The second half of my South East Asia travels were just as fun as the first half. On May 1, we arrived in Hanoi, Vietnam, and thanks to our hotel receptionist, we had the most amazing Vietnamese food I’ve ever had. I must admit carrying millions of Vietnamese Dong around in my wallet made me feel pretty rich.
The next day we departed for beautiful Halong Bay. In the picture below, you can see the famous rock formation (left) that’s printed on the 200,000 Dong bill being held below it. The islands seemed never ending and the mix of rock and water created a very peaceful ambience through our three-day, two-night cruise.
We had a chance to visit a vast cave that was very enchanting, in the middle of which, was a rock formation that looked like the Bhuddhavista.
As the sun began to set, the sky turned a beautiful orange and the heat slowly dispelled into a nice gentle breeze.
We took the opportunity to jump into the water for some good ol’ frolicking before the sky turned completely black. I was probably the least graceful of the bunch jumping into the water.
That night I slept on the roof gazing into the stars, and woke up to a 1.4 million Dong bar tab.

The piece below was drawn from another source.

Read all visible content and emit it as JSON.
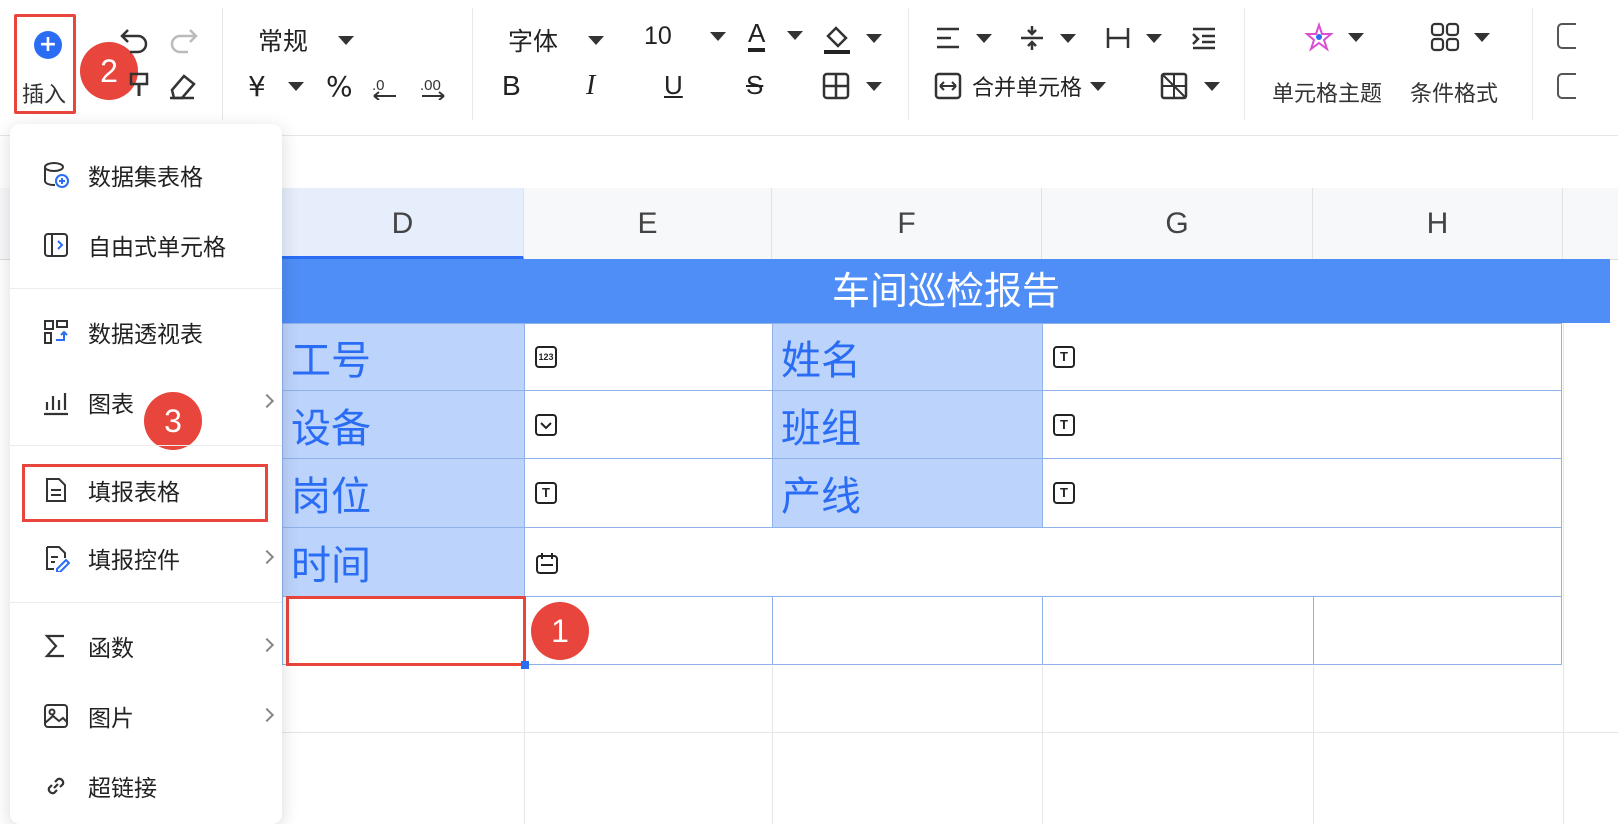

Before we left Halong Bay, we stayed overnight at a large island and got some beach time in. On the last day, we also learned to make spring rolls from the crew.
On May 6, I said goodbye to my friends and met up with a fellow Sternie, Juan Gonzalez, in Ho Chi Minh. There, we visited the Cu Chi Tunnels and got firsthand experience what it was like to crawl through these tunnels.
The next day, we toured the Me Kong Delta by boat and visited small villages. During one of the pit stops, we met some new friends that were all over Juan.
The rainy season was just beginning and though our Me Kong Delta tour was cut short by the rain, we were very lucky when we went to the floating village the next day. There, complete structures of houses, stores and even a basketball court, were floating on a lake. The villagers and visitors would transport themselves around by boat, but the water was shallow enough to step in. The villagers, especially the kids, were not shy to approach us, often hoping to earn a quick dollar.
The last leg of my trip was Siem Reap, Cambodia, home of the infamous Angkor Wat. Many temples are housed in Siem Reap, but the one that was most amazing to me was Ta Promh. The picture below captures a tree that’s growing literally on top of the temple, a scene that’s seen throughout the complex. Our tour guide reminded us that, though it is quite beautiful for our generation to see, as the trees grow, the buildings will eventually completely collapse and future generations will no longer be able to witness the amazing structures.
The final temple we saw was the Bayon temple, home of the four-faced Buddha statues. From a distance, the temple looked normal. But upon closer inspection, each pillar was brought to life by the faces of the Buddhas. The shot below is from gate as we were departing, and is a good representation of how I felt about my trip around South East Asia.
From Cambodia, we headed back to Hong Kong and then New York, where just a couple of days later we joined our classmates in the NYU Stern convocation ceremonies. My exchange semester in Hong Kong is definitely one of the highlights of my Stern MBA experience, and I’m very grateful to the school and the friends I have made for making these last two years the best years of my life.